Home News Singapore detects new COVID-19 clusters at migrant worker dormitories

Singapore detects new COVID-19 clusters at migrant worker dormitories

Singapore health authorities have detected new COVID-19 clusters at foreign worker dormitories previously found to be clear of the infection, highlighting the challenge in containing the spread of the highly infectious virus.

The vast majority of Singapore’s nearly 57,000 cases are from cramped dormitories that house more than 300,000 mostly South Asian workers employed in sectors such as construction and ship-building.

Authorities declared last month that all workers living in dormitories had recovered or had been tested to be free from COVID-19.

But, over the last two weeks new clusters have emerged. On Sept. 2, the health ministry said clusters were detected at three more dormitories after finding links between cases.

Besides swab tests, Singapore has also been conducting serological tests in the dormitories to determine if some of these cases are current or past infections.  Among Sept. 2’s 43 new dormitory cases, serological test results for at least 23 were positive, which indicated likely past infections, the health ministry said.

While Singapore had initially won international praise for containing the spread of the virus, it had to implement a two-month lockdown after mass outbreaks in the dormitories. It also embarked on a strict quarantining and a testing regime for the dormitories.

The government would “have acted more aggressively and sooner on the migrant worker dormitories” had it known earlier about asymptomatic cases and how easily the infection could spread, Singapore’s Prime Minister Lee Hsien Loong said in a speech on Sept. 2.

View of a dormitory room for migrant workers who have recovered from COVID-19, amid the outbreak in Singapore May 15. (Photo by Edgar Su/ Reuters)
- Newsletter -

© Copyright LiCAS.news. All rights reserved. Republication of this article without express permission from LiCAS.news is strictly prohibited. For republication rights, please contact us at: [email protected]

Support LiCAS.news

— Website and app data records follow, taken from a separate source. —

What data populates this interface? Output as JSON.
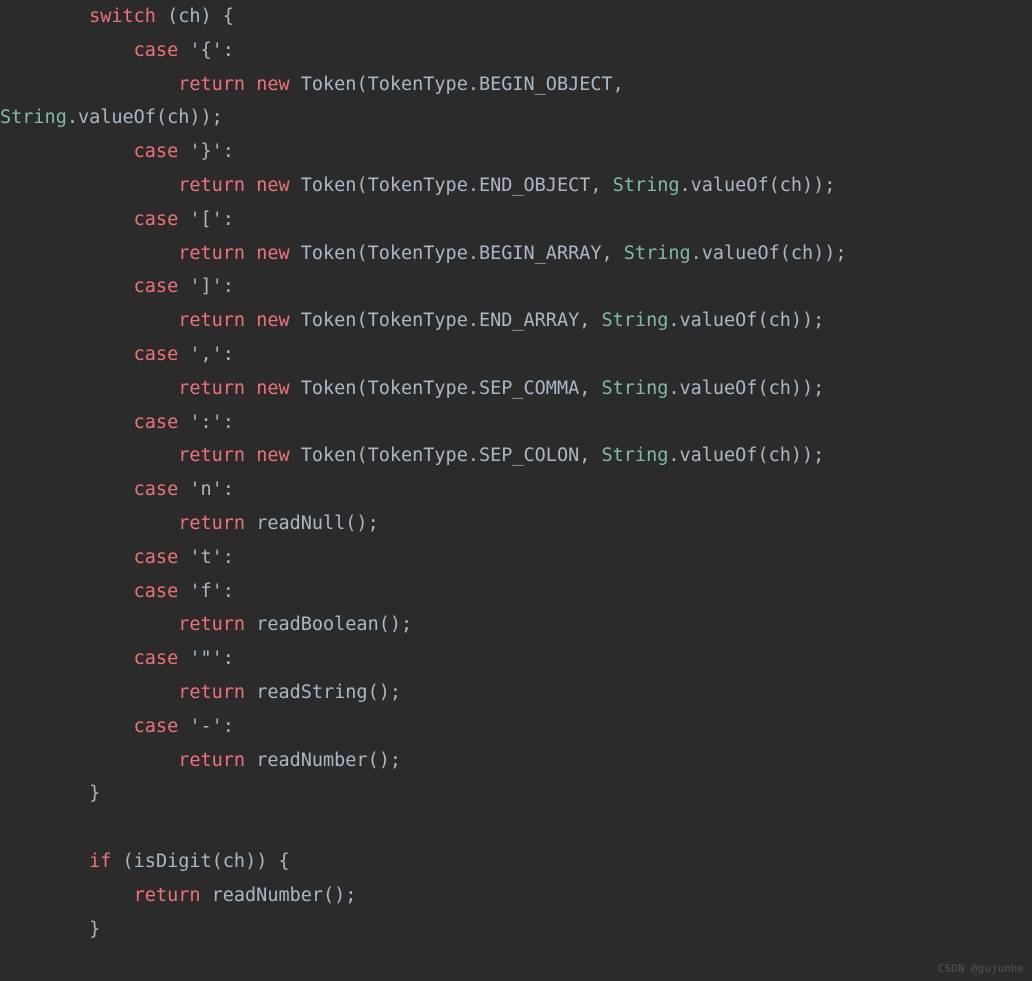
{
  "code": {
    "l1": {
      "sw": "switch",
      "ch": "ch"
    },
    "l2": {
      "cs": "case",
      "lit": "'{'"
    },
    "l3": {
      "ret": "return",
      "nw": "new",
      "tok": "Token",
      "tt": "TokenType",
      "tv": "BEGIN_OBJECT"
    },
    "l4": {
      "str": "String",
      "vo": "valueOf",
      "ch": "ch"
    },
    "l5": {
      "cs": "case",
      "lit": "'}'"
    },
    "l6": {
      "ret": "return",
      "nw": "new",
      "tok": "Token",
      "tt": "TokenType",
      "tv": "END_OBJECT",
      "str": "String",
      "vo": "valueOf",
      "ch": "ch"
    },
    "l7": {
      "cs": "case",
      "lit": "'['"
    },
    "l8": {
      "ret": "return",
      "nw": "new",
      "tok": "Token",
      "tt": "TokenType",
      "tv": "BEGIN_ARRAY",
      "str": "String",
      "vo": "valueOf",
      "ch": "ch"
    },
    "l9": {
      "cs": "case",
      "lit": "']'"
    },
    "l10": {
      "ret": "return",
      "nw": "new",
      "tok": "Token",
      "tt": "TokenType",
      "tv": "END_ARRAY",
      "str": "String",
      "vo": "valueOf",
      "ch": "ch"
    },
    "l11": {
      "cs": "case",
      "lit": "','"
    },
    "l12": {
      "ret": "return",
      "nw": "new",
      "tok": "Token",
      "tt": "TokenType",
      "tv": "SEP_COMMA",
      "str": "String",
      "vo": "valueOf",
      "ch": "ch"
    },
    "l13": {
      "cs": "case",
      "lit": "':'"
    },
    "l14": {
      "ret": "return",
      "nw": "new",
      "tok": "Token",
      "tt": "TokenType",
      "tv": "SEP_COLON",
      "str": "String",
      "vo": "valueOf",
      "ch": "ch"
    },
    "l15": {
      "cs": "case",
      "lit": "'n'"
    },
    "l16": {
      "ret": "return",
      "fn": "readNull"
    },
    "l17": {
      "cs": "case",
      "lit": "'t'"
    },
    "l18": {
      "cs": "case",
      "lit": "'f'"
    },
    "l19": {
      "ret": "return",
      "fn": "readBoolean"
    },
    "l20": {
      "cs": "case",
      "lit": "'\"'"
    },
    "l21": {
      "ret": "return",
      "fn": "readString"
    },
    "l22": {
      "cs": "case",
      "lit": "'-'"
    },
    "l23": {
      "ret": "return",
      "fn": "readNumber"
    },
    "l25": {
      "ifk": "if",
      "fn": "isDigit",
      "ch": "ch"
    },
    "l26": {
      "ret": "return",
      "fn": "readNumber"
    }
  },
  "watermark": "CSDN @gujunhe"
}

We work tirelessly each day to tell the stories of those living on the fringe of society in Asia and how the Church in all its forms - be it lay, religious or priests - carries out its mission to support those in need, the neglected and the voiceless.
We need your help to continue our work each day. Make a difference and donate today.